“Aeroheating: Run CFD (Computational Fluid Dynamics) and engineering model to define cavity heating factors. Thermal analysis: Conservative cavity analysis (damage down to dense layer and exposed filler bar).
“Preparing model with more accurate damage dimensions. Stress Analysis. Waiting for Thermal results. Team 4 and repair support sites/personnel. Ready to support if “called up”.”
*UPDATE: DAT recommend Focused Inspection on remaining area of interest.
“Damage Assessment Team split over value of determining crack tile in damage site. Portion of team recommending Focused Inspection regardless of thermal results.
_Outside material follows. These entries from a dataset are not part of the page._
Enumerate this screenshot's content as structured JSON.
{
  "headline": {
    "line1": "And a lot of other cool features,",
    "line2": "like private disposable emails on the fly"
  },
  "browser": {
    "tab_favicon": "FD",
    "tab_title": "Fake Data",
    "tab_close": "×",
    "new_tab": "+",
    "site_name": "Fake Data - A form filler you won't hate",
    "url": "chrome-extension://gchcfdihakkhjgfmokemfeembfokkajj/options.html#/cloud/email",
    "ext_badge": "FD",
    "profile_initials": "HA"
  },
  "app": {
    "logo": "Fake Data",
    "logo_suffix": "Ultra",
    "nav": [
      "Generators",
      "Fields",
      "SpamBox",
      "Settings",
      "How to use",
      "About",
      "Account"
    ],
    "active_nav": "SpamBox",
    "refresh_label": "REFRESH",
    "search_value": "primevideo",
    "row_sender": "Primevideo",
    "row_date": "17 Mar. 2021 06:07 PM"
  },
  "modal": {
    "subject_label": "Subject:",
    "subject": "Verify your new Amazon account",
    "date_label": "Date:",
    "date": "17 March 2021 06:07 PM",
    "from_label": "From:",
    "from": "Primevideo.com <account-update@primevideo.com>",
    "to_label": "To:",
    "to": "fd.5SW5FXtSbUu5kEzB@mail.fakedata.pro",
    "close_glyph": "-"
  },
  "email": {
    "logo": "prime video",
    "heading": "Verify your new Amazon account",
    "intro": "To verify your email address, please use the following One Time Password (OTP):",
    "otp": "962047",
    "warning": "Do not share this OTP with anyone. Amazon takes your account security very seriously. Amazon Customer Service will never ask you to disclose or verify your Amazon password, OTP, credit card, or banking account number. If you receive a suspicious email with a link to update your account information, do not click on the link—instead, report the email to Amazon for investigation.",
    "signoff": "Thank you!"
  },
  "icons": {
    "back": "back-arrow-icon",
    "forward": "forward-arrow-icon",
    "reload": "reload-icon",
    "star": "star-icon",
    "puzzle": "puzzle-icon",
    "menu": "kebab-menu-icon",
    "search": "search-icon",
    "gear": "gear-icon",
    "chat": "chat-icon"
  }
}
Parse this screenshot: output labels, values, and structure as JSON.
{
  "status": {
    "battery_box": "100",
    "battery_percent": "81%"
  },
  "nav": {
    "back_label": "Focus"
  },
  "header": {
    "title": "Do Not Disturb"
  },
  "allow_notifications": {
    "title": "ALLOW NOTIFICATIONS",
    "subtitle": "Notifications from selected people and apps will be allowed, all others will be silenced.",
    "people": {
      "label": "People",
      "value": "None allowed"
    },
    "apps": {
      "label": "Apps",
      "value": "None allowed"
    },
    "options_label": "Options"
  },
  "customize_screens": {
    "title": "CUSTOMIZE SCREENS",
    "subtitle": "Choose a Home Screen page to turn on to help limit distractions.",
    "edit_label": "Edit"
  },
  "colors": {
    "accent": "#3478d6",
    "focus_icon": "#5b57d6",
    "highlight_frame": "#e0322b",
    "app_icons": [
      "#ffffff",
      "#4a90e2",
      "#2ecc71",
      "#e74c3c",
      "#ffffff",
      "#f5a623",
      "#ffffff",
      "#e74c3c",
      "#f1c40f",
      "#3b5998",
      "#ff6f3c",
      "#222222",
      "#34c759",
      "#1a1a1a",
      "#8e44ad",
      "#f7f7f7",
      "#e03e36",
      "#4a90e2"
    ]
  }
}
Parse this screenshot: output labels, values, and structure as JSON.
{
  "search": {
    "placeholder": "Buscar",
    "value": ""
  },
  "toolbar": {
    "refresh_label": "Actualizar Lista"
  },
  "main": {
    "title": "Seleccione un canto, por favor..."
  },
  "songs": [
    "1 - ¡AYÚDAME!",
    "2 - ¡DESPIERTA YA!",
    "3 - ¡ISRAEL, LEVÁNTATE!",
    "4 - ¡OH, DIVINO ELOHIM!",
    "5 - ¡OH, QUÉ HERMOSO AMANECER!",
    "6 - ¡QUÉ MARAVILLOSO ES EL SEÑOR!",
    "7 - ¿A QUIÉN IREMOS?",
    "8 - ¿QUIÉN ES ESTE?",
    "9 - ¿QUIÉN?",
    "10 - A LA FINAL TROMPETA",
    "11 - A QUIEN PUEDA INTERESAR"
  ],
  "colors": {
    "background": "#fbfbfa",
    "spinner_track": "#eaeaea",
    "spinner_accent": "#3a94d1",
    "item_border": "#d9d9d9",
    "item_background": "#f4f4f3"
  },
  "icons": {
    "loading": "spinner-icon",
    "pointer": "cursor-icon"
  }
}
DAT recommends execution of Focused Inspection,” noted Flight Day 5 MMT documentation (L2).
MMT concured with this finding.
A new article will be published later tonight overviewing the Focused Inspection plan and updated DAT information via L2 presentions.*
Only inches away from her STS-118 incident in 2007, the tile damage from that mission required a Focused Inspection, prior to being cleared for re-entry – a decision which was shown to be 100 percent correct, with hardly any ill effects observed on either the damaged tile or the underlying structure after examinations on the ground.
As was the case with STS-118, Mr Cain also explained that the damage is unlikely to have been related to a foam liberation event, with footage from the Solid Rocket Booster (SRB) cameras now showing what appears to be an ice liberation from an ironically named Ice Frost Ramp (IFR).
Two events around T+70 seconds have been observed on the footage, one of which is highly likely to have caused the damage on Endeavour’s belly.
With a Focused Inspection confirmed, documentation (L2) had already been drawn up on the procedures for both the Inboard Elevon damage and the aforementioned primary damage site inspections via the Orbiter Boom Sensor System (OBSS). This will now be implemented.
New article for FD6 later tonight/Morning GMT.
(Images via L2 and NASA.gov. Extensive coverage is being provided on the news site, forum and L2 special sections – the latter of which is the world’s best front row seat to Shuttle missions. With specific and extensive flight day coverage, from interactive “one stop” FD live coverage in the open forum, to internal documentation, photos, videos and content in the specific L2 FD areas).